Required action -> Give the number of lines in the entries that contain "Enter". State only the count.

Data supplied ->
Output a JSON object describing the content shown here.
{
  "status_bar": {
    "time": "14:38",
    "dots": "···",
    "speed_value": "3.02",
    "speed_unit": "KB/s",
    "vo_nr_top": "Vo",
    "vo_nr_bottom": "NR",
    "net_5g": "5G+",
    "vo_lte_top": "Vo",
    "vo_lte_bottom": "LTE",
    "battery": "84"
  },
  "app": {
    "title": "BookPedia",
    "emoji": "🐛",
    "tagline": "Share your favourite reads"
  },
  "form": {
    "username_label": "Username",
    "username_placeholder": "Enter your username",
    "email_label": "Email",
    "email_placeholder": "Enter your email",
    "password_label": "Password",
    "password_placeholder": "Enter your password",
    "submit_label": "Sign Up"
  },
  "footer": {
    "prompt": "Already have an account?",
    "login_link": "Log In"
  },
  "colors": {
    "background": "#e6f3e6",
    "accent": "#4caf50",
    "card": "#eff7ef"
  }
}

Answer below -> 3